WORK INSTRUCTION: Keyword search on "description": report each line of the records that contains it.

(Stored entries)
- Opening Delimiter -
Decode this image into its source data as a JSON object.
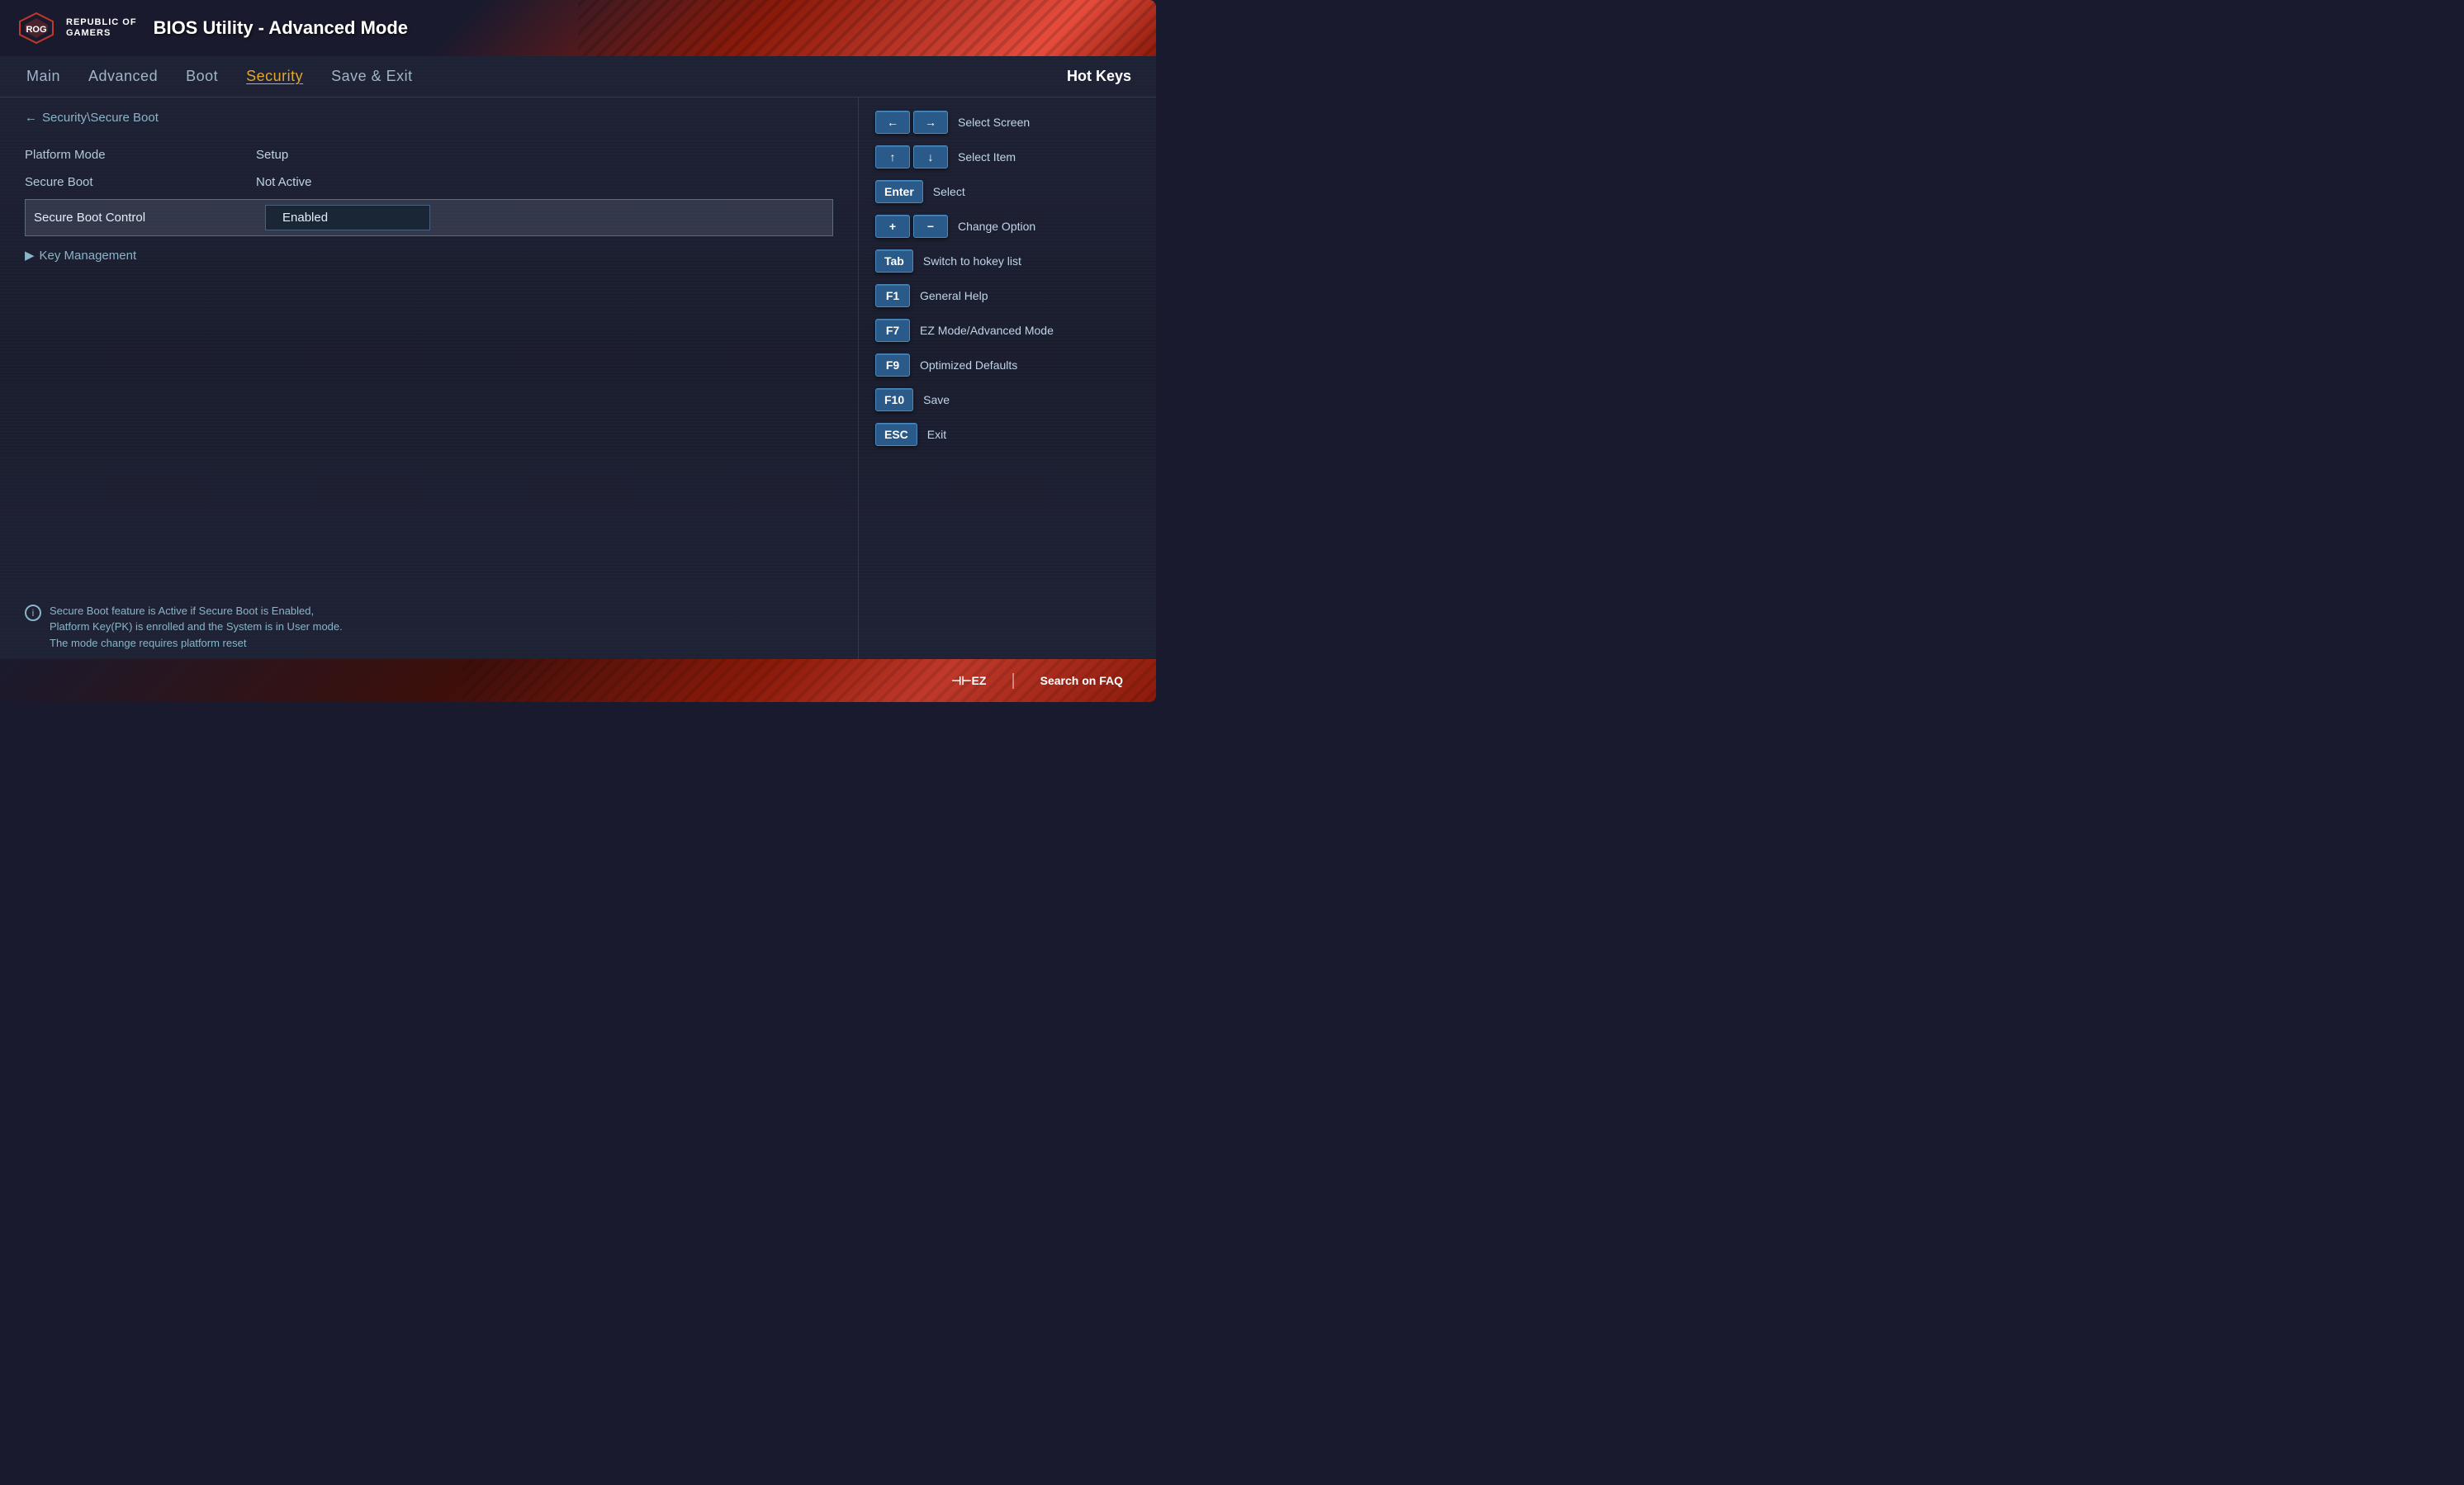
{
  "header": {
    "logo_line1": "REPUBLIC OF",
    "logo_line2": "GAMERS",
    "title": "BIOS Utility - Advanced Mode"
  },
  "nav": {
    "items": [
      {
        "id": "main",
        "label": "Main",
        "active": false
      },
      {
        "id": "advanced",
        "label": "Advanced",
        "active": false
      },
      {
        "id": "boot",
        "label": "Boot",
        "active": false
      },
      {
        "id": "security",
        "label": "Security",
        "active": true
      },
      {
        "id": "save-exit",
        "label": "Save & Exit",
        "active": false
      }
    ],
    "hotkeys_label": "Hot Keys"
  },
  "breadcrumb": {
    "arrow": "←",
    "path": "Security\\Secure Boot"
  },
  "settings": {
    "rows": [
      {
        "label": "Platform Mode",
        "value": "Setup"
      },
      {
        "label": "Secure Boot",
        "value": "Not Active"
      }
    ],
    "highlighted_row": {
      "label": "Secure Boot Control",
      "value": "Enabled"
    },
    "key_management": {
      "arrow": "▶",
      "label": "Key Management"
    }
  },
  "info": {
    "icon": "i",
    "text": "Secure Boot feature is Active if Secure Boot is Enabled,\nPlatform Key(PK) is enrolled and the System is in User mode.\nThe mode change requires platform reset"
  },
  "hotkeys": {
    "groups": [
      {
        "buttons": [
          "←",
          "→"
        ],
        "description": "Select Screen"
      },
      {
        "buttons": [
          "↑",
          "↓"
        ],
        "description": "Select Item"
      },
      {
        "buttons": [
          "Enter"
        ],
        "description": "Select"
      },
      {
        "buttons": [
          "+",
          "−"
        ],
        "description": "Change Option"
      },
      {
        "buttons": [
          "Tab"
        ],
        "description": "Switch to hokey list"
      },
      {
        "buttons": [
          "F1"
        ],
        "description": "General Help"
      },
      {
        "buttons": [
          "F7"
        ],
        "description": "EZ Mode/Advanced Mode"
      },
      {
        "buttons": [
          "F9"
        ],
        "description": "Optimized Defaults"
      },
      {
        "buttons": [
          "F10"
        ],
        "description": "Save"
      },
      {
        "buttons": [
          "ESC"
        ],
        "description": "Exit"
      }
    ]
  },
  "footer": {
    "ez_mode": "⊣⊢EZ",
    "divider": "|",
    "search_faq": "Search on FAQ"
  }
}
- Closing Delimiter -
WRITTEN RESPONSE:
        "description": "Select Screen"
        "description": "Select Item"
        "description": "Select"
        "description": "Change Option"
        "description": "Switch to hokey list"
        "description": "General Help"
        "description": "EZ Mode/Advanced Mode"
        "description": "Optimized Defaults"
        "description": "Save"
        "description": "Exit"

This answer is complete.